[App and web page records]
== Segment start ==

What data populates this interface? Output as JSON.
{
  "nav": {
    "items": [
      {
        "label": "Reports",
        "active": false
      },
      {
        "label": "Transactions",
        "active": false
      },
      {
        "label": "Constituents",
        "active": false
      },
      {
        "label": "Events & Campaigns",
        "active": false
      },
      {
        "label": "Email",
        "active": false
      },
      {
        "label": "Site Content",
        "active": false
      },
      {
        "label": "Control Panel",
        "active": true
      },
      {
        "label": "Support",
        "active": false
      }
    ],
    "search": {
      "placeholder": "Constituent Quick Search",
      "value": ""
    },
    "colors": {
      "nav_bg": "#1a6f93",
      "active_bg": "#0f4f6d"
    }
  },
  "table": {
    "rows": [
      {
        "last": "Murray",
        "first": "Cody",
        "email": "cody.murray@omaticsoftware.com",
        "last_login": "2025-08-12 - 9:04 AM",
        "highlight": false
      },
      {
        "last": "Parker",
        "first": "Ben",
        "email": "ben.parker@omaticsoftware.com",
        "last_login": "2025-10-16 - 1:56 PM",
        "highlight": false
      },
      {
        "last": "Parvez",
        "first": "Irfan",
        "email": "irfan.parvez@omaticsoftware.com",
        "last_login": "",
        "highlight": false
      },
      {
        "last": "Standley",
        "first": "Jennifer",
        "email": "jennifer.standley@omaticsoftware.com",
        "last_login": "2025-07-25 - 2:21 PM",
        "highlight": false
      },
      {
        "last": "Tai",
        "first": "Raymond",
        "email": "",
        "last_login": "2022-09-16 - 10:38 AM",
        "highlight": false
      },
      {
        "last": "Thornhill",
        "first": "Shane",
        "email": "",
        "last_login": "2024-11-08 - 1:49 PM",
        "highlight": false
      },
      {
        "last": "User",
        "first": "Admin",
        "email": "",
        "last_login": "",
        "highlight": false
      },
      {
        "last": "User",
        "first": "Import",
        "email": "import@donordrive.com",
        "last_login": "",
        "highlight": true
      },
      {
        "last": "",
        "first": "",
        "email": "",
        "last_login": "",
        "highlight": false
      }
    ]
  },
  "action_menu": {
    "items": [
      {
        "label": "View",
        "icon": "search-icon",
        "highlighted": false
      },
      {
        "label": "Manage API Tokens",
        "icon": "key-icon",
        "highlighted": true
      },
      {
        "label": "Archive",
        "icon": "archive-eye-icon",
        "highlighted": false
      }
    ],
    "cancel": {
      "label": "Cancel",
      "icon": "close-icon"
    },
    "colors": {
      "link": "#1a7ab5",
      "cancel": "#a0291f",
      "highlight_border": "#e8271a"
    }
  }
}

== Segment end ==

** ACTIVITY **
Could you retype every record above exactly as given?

** TASK ANSWER **
What data populates this interface? Output as JSON.
{
  "nav": {
    "items": [
      {
        "label": "Reports",
        "active": false
      },
      {
        "label": "Transactions",
        "active": false
      },
      {
        "label": "Constituents",
        "active": false
      },
      {
        "label": "Events & Campaigns",
        "active": false
      },
      {
        "label": "Email",
        "active": false
      },
      {
        "label": "Site Content",
        "active": false
      },
      {
        "label": "Control Panel",
        "active": true
      },
      {
        "label": "Support",
        "active": false
      }
    ],
    "search": {
      "placeholder": "Constituent Quick Search",
      "value": ""
    },
    "colors": {
      "nav_bg": "#1a6f93",
      "active_bg": "#0f4f6d"
    }
  },
  "table": {
    "rows": [
      {
        "last": "Murray",
        "first": "Cody",
        "email": "cody.murray@omaticsoftware.com",
        "last_login": "2025-08-12 - 9:04 AM",
        "highlight": false
      },
      {
        "last": "Parker",
        "first": "Ben",
        "email": "ben.parker@omaticsoftware.com",
        "last_login": "2025-10-16 - 1:56 PM",
        "highlight": false
      },
      {
        "last": "Parvez",
        "first": "Irfan",
        "email": "irfan.parvez@omaticsoftware.com",
        "last_login": "",
        "highlight": false
      },
      {
        "last": "Standley",
        "first": "Jennifer",
        "email": "jennifer.standley@omaticsoftware.com",
        "last_login": "2025-07-25 - 2:21 PM",
        "highlight": false
      },
      {
        "last": "Tai",
        "first": "Raymond",
        "email": "",
        "last_login": "2022-09-16 - 10:38 AM",
        "highlight": false
      },
      {
        "last": "Thornhill",
        "first": "Shane",
        "email": "",
        "last_login": "2024-11-08 - 1:49 PM",
        "highlight": false
      },
      {
        "last": "User",
        "first": "Admin",
        "email": "",
        "last_login": "",
        "highlight": false
      },
      {
        "last": "User",
        "first": "Import",
        "email": "import@donordrive.com",
        "last_login": "",
        "highlight": true
      },
      {
        "last": "",
        "first": "",
        "email": "",
        "last_login": "",
        "highlight": false
      }
    ]
  },
  "action_menu": {
    "items": [
      {
        "label": "View",
        "icon": "search-icon",
        "highlighted": false
      },
      {
        "label": "Manage API Tokens",
        "icon": "key-icon",
        "highlighted": true
      },
      {
        "label": "Archive",
        "icon": "archive-eye-icon",
        "highlighted": false
      }
    ],
    "cancel": {
      "label": "Cancel",
      "icon": "close-icon"
    },
    "colors": {
      "link": "#1a7ab5",
      "cancel": "#a0291f",
      "highlight_border": "#e8271a"
    }
  }
}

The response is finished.